Previously cortisol has been shown to cause hardening of the hippocampus - a part of the brain important for learning and memory. In a series of studies, researchers from McGill University looked at the effects of long-term exposure to elevated levels of stress hormones directly on the brain function of older adults, young adults, and children.

In this new study, older patients with elevated levels of cortisol over a period of 3 to 6 years performed worse on memory tests than their peers with moderate or low cortisol levels, and their hippocampus, on average, was 14% smaller. In young adults, short-temporary increases in cortisol levels temporarily decreased their thinking and memory skills. The research appears in the April 2005 issue of the journal Psychoneuroendocrinology.

Commentary by Jerry Hickey, R.Ph

Very high antioxidant foods such as Blueberry and Pomegranate have been shown to help reverse aging in the hippocampus. They improve the creation of the inter-nerve communication area (the synapse) and improve the activity of the hippocampus in general.

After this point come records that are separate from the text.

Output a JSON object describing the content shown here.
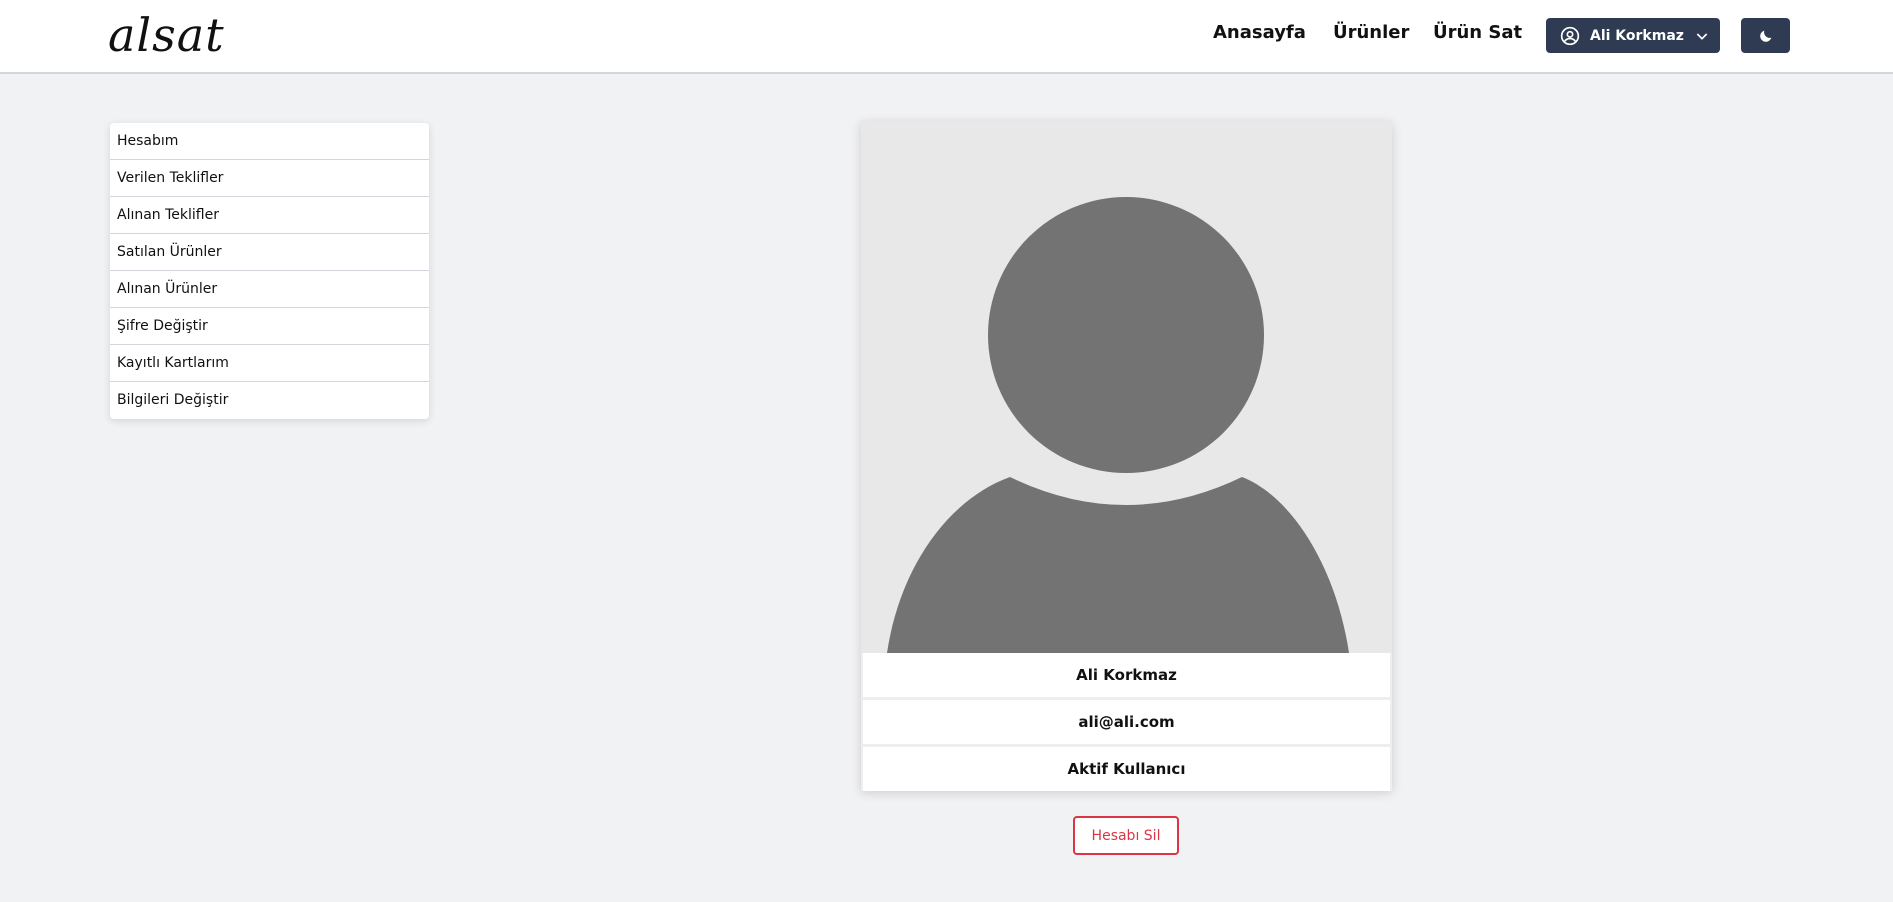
{
  "header": {
    "logo": "alsat",
    "nav": [
      {
        "label": "Anasayfa"
      },
      {
        "label": "Ürünler"
      },
      {
        "label": "Ürün Sat"
      }
    ],
    "user_menu": {
      "label": "Ali Korkmaz",
      "icon": "user-circle-icon",
      "chevron": "chevron-down-icon"
    },
    "theme_toggle": {
      "icon": "moon-icon"
    }
  },
  "sidebar": {
    "items": [
      {
        "label": "Hesabım"
      },
      {
        "label": "Verilen Teklifler"
      },
      {
        "label": "Alınan Teklifler"
      },
      {
        "label": "Satılan Ürünler"
      },
      {
        "label": "Alınan Ürünler"
      },
      {
        "label": "Şifre Değiştir"
      },
      {
        "label": "Kayıtlı Kartlarım"
      },
      {
        "label": "Bilgileri Değiştir"
      }
    ]
  },
  "profile": {
    "avatar": "user-placeholder-icon",
    "name": "Ali Korkmaz",
    "email": "ali@ali.com",
    "status": "Aktif Kullanıcı"
  },
  "actions": {
    "delete_account": "Hesabı Sil"
  },
  "colors": {
    "header_button": "#2f3b52",
    "danger": "#dc3545",
    "page_bg": "#f1f2f4",
    "avatar_fill": "#737373"
  }
}
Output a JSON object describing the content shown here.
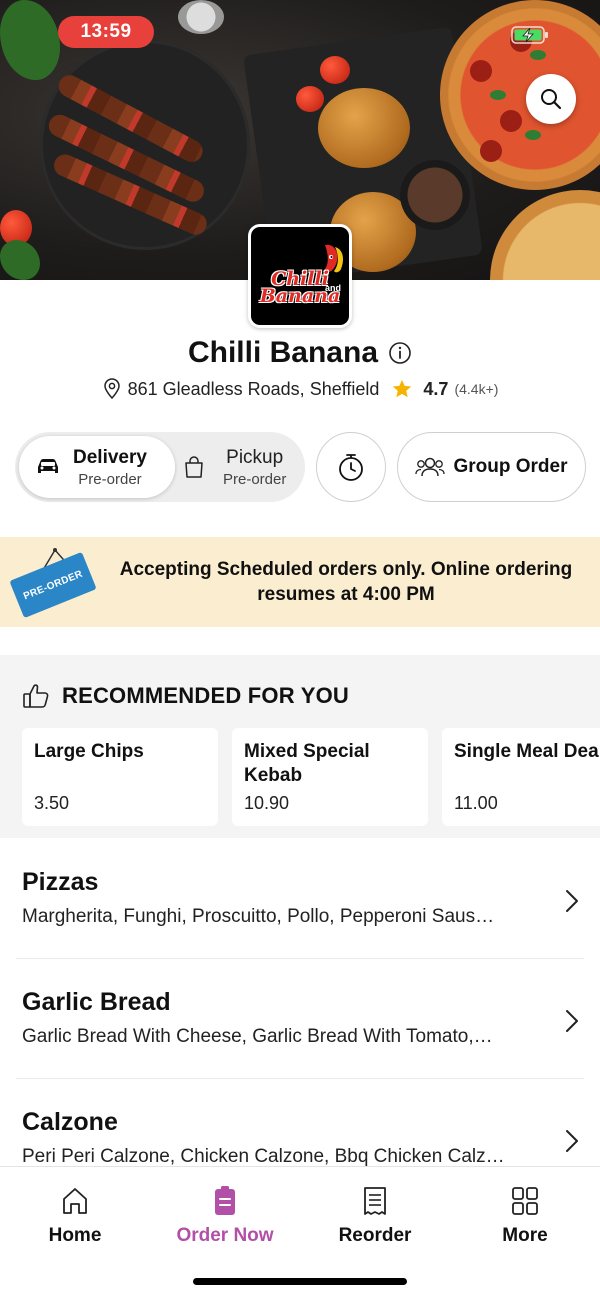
{
  "status_bar": {
    "time": "13:59",
    "battery_icon": "battery-charging-icon"
  },
  "restaurant": {
    "logo_text_line1": "Chilli",
    "logo_text_and": "and",
    "logo_text_line2": "Banana",
    "name": "Chilli Banana",
    "address": "861 Gleadless Roads, Sheffield",
    "rating": "4.7",
    "rating_count": "(4.4k+)"
  },
  "order_mode": {
    "delivery_label": "Delivery",
    "delivery_sub": "Pre-order",
    "pickup_label": "Pickup",
    "pickup_sub": "Pre-order",
    "active": "delivery"
  },
  "group_order_label": "Group Order",
  "banner": {
    "sign_text": "PRE-ORDER",
    "message": "Accepting Scheduled orders only. Online ordering resumes at 4:00 PM"
  },
  "recommended": {
    "heading": "RECOMMENDED FOR YOU",
    "items": [
      {
        "name": "Large Chips",
        "price": "3.50"
      },
      {
        "name": "Mixed Special Kebab",
        "price": "10.90"
      },
      {
        "name": "Single Meal Dea",
        "price": "11.00"
      }
    ]
  },
  "categories": [
    {
      "title": "Pizzas",
      "desc": "Margherita, Funghi, Proscuitto, Pollo, Pepperoni Saus…"
    },
    {
      "title": "Garlic Bread",
      "desc": "Garlic Bread With Cheese, Garlic Bread With Tomato,…"
    },
    {
      "title": "Calzone",
      "desc": "Peri Peri Calzone, Chicken Calzone, Bbq Chicken Calz…"
    }
  ],
  "bottom_nav": {
    "items": [
      {
        "label": "Home",
        "icon": "home-icon"
      },
      {
        "label": "Order Now",
        "icon": "order-icon"
      },
      {
        "label": "Reorder",
        "icon": "receipt-icon"
      },
      {
        "label": "More",
        "icon": "grid-icon"
      }
    ],
    "active_index": 1
  },
  "colors": {
    "accent": "#b24fa7",
    "time_pill": "#e8403a",
    "banner_bg": "#fbeed0",
    "star": "#f5b400",
    "sign_blue": "#2a86c7"
  }
}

L-Theanine and Phosphatidylserine protect the brain from Cortisol, and L-Carnosine has been shown to speed up the degradation of elevated cortisol returning blood levels to normal levels quicker.

Simply taking a multiple-vitamin improves survival in small cell lung cancer patients

Small cell lung cancer (also known as oat cell) accounts for about 20% to 25% of all lung cancers. It is more commonly found in heavy smokers and it grows quicker and is more likely to metastasize than other forms of lung cancer. A total of 178 small cell lung cancer patients or their proxies were questioned on their vitamin-mineral habits filling out two separate questionnaires. 107 (60%) either took a multiple-vitamin, mineral supplement, or some other more focused vitamin-mineral supplementation, and the rest were non-vitamin users. Median survival was 1.8 years in the vitamin users versus 1.3 years for nonusers. The vitamin use decreased the risk of death by 45% when the stage of the tumor and other factors were included in the analysis. The study is part of the results of the Mayo Clinic Lung Cancer Cohort and it is published in the latest issue of the journal Cancer and Nutrition.